Search the listing below for the string "index" and copy every line where it occurs.

==================================================

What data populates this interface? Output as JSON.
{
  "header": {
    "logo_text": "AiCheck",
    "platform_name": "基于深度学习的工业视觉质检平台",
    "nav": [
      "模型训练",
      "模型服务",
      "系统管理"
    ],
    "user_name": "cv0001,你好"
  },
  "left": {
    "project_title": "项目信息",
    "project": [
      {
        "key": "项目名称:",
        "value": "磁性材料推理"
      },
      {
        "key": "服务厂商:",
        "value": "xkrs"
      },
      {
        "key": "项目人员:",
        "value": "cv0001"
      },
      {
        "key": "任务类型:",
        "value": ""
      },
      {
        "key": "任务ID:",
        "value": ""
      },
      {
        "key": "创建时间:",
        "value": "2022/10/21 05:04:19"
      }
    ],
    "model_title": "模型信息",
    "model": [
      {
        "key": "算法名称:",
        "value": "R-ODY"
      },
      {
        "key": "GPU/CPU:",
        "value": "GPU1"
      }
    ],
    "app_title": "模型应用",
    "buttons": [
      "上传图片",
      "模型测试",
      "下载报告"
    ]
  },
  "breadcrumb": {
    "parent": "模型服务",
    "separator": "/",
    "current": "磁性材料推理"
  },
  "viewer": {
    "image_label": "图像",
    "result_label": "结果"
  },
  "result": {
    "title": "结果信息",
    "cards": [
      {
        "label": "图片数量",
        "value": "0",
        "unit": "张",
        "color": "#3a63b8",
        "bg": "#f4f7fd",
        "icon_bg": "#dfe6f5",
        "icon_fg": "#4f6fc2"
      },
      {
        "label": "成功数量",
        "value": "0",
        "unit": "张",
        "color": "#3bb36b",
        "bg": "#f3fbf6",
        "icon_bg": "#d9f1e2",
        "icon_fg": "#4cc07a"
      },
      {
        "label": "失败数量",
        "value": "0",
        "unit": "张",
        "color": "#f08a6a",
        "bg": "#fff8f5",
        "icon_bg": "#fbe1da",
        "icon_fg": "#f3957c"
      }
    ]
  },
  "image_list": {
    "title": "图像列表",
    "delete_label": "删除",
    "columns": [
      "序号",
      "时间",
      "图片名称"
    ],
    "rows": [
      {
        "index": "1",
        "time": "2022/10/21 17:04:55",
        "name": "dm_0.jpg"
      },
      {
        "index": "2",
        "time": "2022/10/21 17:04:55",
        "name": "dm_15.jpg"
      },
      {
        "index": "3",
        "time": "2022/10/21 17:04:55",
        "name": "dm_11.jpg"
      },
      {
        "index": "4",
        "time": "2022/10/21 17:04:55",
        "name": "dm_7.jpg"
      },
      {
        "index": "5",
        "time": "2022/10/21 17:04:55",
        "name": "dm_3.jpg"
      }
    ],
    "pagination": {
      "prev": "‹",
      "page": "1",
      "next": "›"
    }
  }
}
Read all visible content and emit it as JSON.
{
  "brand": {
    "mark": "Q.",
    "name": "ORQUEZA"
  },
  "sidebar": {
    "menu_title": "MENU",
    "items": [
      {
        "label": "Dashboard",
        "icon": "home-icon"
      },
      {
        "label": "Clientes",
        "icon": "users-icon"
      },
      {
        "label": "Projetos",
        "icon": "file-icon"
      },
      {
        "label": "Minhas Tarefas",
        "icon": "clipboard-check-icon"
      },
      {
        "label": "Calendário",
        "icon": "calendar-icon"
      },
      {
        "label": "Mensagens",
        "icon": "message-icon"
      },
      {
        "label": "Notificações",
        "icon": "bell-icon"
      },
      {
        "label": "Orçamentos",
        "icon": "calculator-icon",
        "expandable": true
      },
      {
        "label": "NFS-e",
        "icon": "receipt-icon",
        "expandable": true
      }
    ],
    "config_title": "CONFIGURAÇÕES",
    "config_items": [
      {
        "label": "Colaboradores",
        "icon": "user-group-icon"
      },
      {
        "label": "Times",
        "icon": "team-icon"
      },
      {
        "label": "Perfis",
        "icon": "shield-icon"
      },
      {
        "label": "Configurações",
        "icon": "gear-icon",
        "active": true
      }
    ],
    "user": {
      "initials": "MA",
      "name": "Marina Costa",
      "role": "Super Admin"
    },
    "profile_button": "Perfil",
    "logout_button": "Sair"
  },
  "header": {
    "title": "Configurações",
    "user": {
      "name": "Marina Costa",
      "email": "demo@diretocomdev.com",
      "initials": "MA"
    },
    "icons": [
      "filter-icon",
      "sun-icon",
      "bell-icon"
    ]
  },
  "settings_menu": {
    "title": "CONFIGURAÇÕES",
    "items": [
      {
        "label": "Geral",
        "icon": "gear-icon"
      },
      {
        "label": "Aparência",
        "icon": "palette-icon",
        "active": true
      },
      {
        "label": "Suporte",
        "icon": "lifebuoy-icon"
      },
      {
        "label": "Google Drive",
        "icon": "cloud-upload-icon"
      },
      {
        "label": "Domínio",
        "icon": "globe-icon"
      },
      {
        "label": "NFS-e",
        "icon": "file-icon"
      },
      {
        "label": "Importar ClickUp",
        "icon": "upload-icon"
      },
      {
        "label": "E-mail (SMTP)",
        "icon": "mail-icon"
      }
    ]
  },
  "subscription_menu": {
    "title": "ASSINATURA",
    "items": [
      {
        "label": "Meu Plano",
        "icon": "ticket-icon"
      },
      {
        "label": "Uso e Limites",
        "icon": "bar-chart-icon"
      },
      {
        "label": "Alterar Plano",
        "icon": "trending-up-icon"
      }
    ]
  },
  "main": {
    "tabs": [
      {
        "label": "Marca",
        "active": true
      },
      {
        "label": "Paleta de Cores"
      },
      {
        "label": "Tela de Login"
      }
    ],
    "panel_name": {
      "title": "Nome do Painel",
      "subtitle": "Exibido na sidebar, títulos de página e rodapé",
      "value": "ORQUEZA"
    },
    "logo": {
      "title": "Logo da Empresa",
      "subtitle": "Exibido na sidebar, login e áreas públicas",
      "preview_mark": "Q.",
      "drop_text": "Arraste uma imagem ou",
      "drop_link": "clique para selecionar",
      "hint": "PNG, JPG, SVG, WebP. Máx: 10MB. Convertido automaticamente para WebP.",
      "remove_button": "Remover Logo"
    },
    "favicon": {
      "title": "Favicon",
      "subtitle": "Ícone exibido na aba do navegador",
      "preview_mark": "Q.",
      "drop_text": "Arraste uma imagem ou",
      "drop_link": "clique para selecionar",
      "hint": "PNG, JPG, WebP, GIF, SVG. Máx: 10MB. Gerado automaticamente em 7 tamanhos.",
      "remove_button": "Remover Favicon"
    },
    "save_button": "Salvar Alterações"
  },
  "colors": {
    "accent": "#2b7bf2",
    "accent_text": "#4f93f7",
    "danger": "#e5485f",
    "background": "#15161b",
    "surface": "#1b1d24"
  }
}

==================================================

§ **Task solution**
        "index": "1",
        "index": "2",
        "index": "3",
        "index": "4",
        "index": "5",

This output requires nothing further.